» **Exercise goal**: Identify each line below containing the string "positions" and copy it.

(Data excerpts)
────

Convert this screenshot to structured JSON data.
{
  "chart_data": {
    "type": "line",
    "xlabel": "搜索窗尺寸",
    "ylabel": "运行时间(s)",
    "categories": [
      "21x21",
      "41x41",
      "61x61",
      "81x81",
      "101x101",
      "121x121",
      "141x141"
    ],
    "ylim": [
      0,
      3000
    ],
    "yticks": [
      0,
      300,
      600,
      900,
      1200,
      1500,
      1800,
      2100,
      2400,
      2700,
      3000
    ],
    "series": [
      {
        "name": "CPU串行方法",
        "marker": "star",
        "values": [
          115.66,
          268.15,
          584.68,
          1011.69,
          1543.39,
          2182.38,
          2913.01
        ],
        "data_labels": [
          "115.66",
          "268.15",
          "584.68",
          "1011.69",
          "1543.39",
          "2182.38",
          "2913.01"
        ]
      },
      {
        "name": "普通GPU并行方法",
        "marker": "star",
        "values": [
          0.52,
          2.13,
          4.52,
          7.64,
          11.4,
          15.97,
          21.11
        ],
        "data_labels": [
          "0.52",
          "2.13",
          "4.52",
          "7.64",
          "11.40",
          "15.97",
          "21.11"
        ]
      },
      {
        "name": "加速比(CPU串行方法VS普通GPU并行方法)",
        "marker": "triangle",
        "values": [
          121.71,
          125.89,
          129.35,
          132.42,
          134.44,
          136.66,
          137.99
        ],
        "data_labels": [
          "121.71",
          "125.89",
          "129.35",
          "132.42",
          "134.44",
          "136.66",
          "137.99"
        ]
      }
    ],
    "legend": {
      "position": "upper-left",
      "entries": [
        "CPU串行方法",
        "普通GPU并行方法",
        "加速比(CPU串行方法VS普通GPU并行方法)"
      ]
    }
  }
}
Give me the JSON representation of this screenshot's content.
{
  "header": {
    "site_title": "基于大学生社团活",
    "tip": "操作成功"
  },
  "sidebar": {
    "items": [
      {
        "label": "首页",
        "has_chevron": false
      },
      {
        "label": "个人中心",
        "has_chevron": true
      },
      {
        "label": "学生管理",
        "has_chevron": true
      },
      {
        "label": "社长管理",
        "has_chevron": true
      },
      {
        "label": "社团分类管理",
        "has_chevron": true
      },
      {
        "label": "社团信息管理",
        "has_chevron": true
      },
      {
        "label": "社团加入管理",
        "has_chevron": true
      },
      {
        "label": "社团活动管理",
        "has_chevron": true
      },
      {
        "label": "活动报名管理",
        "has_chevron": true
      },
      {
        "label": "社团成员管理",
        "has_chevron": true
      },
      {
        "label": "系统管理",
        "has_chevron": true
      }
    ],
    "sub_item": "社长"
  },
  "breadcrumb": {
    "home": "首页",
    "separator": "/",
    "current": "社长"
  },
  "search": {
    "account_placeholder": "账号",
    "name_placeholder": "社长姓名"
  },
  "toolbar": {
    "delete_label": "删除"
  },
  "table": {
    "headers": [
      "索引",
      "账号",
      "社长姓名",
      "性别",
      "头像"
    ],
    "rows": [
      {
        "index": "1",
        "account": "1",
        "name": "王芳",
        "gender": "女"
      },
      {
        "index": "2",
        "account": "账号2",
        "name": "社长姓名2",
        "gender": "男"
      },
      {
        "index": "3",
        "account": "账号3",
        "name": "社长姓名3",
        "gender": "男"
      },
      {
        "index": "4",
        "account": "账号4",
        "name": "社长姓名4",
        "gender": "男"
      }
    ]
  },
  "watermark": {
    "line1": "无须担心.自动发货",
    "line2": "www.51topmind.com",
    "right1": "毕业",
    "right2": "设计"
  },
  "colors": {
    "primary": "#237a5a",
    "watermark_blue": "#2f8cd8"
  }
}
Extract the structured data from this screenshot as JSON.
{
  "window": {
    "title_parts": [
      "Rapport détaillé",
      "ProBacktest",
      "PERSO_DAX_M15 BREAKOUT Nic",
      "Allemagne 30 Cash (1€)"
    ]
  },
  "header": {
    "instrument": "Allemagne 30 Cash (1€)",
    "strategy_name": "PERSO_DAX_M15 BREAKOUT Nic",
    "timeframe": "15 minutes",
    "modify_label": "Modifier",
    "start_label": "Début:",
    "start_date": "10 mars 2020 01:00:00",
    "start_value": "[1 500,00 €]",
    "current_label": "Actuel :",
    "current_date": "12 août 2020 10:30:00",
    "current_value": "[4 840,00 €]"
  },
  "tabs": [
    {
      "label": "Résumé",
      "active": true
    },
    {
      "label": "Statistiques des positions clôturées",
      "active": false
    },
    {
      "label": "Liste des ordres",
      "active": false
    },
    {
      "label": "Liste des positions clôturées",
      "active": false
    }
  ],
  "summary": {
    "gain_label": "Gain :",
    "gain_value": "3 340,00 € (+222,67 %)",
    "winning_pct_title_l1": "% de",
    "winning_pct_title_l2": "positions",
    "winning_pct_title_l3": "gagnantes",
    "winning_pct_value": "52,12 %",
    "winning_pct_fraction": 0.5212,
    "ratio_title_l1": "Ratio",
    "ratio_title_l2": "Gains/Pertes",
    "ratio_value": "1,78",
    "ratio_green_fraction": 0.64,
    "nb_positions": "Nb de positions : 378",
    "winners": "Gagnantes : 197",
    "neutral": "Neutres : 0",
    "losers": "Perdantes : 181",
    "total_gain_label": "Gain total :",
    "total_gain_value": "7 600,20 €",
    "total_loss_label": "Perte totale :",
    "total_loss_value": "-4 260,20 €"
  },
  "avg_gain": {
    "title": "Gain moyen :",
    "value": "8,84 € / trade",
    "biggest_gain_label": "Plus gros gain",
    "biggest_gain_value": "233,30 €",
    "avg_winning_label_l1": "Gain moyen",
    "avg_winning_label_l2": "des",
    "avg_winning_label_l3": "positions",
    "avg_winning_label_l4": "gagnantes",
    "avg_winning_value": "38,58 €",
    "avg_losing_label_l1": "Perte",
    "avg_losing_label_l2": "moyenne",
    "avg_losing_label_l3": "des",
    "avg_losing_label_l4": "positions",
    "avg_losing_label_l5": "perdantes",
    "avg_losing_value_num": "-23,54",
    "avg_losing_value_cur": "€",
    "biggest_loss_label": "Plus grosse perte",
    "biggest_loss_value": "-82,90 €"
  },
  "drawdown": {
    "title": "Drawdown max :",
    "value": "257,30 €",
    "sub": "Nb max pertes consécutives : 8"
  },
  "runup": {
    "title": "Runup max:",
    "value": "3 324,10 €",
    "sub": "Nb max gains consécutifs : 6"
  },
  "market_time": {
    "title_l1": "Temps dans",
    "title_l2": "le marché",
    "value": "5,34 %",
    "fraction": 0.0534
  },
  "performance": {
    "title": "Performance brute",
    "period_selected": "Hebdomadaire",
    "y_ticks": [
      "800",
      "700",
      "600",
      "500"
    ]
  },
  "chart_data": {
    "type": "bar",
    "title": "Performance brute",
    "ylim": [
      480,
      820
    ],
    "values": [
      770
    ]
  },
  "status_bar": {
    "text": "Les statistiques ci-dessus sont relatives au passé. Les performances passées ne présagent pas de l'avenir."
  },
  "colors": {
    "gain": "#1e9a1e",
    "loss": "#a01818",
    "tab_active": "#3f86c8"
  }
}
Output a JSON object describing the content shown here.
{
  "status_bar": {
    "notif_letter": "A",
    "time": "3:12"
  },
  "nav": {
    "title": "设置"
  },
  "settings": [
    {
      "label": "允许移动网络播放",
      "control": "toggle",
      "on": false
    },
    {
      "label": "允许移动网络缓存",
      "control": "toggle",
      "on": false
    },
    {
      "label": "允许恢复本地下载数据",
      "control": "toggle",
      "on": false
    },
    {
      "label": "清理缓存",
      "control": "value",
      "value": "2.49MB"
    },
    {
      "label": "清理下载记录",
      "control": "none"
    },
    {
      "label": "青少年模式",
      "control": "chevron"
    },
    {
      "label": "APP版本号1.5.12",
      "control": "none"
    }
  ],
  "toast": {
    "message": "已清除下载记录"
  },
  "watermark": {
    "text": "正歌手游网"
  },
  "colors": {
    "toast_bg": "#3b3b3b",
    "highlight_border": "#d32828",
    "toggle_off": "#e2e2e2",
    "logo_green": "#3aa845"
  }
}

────

» **Answer area**:
      "label": "Statistiques des positions clôturées",
      "label": "Liste des positions clôturées",
    "winning_pct_title_l2": "positions",
    "nb_positions": "Nb de positions : 378",
    "avg_winning_label_l3": "positions",
    "avg_losing_label_l4": "positions",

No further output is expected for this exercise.